**Problem**: Count how many lines in the entries below hold "Fade". Only the number belongs in the answer.

=== Begin Enclosure ===

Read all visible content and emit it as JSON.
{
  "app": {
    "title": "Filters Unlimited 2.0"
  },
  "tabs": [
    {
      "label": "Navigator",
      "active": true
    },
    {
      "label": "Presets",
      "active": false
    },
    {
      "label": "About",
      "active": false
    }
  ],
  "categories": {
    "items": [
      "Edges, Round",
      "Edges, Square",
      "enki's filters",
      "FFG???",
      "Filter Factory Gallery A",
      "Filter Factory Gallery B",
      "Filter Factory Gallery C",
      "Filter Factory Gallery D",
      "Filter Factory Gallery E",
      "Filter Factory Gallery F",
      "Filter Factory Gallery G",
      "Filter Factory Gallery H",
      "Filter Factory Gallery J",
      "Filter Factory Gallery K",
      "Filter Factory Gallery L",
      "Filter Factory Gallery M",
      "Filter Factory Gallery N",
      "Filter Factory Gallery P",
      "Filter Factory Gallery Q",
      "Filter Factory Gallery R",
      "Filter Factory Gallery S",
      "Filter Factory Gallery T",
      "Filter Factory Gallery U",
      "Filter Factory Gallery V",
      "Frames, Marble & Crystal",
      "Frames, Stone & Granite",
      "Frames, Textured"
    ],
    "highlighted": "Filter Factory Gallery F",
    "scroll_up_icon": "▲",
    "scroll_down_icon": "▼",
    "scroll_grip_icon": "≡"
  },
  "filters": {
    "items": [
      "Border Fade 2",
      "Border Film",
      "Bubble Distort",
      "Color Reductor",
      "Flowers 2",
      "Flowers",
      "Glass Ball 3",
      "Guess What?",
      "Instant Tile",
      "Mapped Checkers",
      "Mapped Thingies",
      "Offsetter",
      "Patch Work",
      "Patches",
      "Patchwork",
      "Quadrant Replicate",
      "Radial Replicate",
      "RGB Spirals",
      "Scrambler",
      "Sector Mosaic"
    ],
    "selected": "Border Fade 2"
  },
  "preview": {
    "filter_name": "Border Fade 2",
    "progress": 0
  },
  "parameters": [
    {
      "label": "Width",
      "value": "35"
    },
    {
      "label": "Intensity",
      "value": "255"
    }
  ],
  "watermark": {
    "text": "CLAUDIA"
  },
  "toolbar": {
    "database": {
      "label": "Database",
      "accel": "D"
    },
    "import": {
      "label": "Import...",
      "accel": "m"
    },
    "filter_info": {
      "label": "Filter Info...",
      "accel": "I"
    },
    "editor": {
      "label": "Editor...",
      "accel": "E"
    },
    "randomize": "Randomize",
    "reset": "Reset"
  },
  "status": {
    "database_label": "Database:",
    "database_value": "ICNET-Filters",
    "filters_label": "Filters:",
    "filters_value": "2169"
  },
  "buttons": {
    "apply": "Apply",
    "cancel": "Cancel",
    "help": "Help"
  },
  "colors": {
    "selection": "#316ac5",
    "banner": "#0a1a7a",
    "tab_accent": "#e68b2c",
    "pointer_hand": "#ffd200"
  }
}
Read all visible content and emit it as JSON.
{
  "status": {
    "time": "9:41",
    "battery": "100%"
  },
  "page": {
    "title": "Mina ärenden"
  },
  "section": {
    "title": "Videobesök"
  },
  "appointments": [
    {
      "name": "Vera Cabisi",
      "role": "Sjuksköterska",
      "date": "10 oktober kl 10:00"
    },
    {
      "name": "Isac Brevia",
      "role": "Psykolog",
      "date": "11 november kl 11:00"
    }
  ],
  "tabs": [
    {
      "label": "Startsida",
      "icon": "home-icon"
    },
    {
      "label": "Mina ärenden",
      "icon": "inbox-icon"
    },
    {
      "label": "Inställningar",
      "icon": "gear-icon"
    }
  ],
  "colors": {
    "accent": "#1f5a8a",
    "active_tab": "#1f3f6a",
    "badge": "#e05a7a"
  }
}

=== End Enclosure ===
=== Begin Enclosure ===

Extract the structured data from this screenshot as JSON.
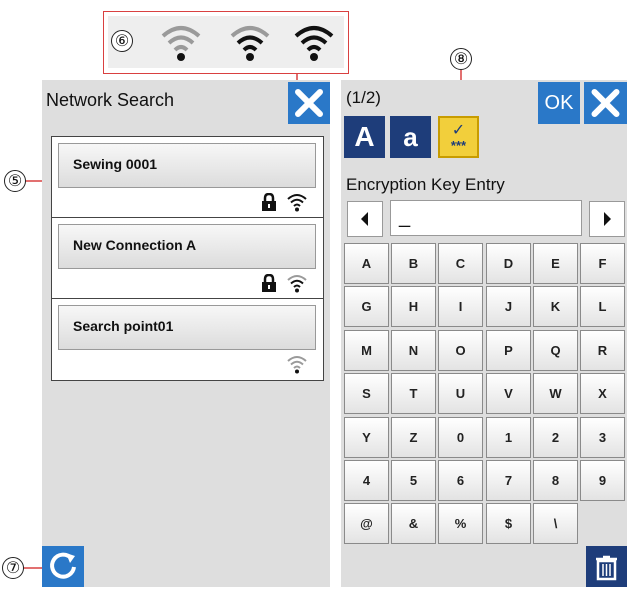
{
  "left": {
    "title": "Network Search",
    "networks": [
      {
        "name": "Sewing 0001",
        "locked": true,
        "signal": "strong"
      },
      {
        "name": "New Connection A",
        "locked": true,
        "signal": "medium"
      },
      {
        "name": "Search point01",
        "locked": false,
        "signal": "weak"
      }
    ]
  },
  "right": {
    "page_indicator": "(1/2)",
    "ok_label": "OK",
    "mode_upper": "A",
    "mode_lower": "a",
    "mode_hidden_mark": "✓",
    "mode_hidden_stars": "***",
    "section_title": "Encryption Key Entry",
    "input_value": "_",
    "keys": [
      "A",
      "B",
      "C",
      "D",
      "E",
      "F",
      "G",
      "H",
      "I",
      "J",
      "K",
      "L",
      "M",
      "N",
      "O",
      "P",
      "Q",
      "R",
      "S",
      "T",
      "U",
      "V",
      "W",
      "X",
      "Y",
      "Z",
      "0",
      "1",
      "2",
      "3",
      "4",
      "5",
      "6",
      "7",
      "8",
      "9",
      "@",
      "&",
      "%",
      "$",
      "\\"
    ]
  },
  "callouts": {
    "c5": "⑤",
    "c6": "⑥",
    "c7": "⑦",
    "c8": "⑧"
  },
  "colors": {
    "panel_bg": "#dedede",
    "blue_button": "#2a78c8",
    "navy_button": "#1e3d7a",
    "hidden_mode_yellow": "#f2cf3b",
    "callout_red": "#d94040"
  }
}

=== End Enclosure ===

**Response area**: 3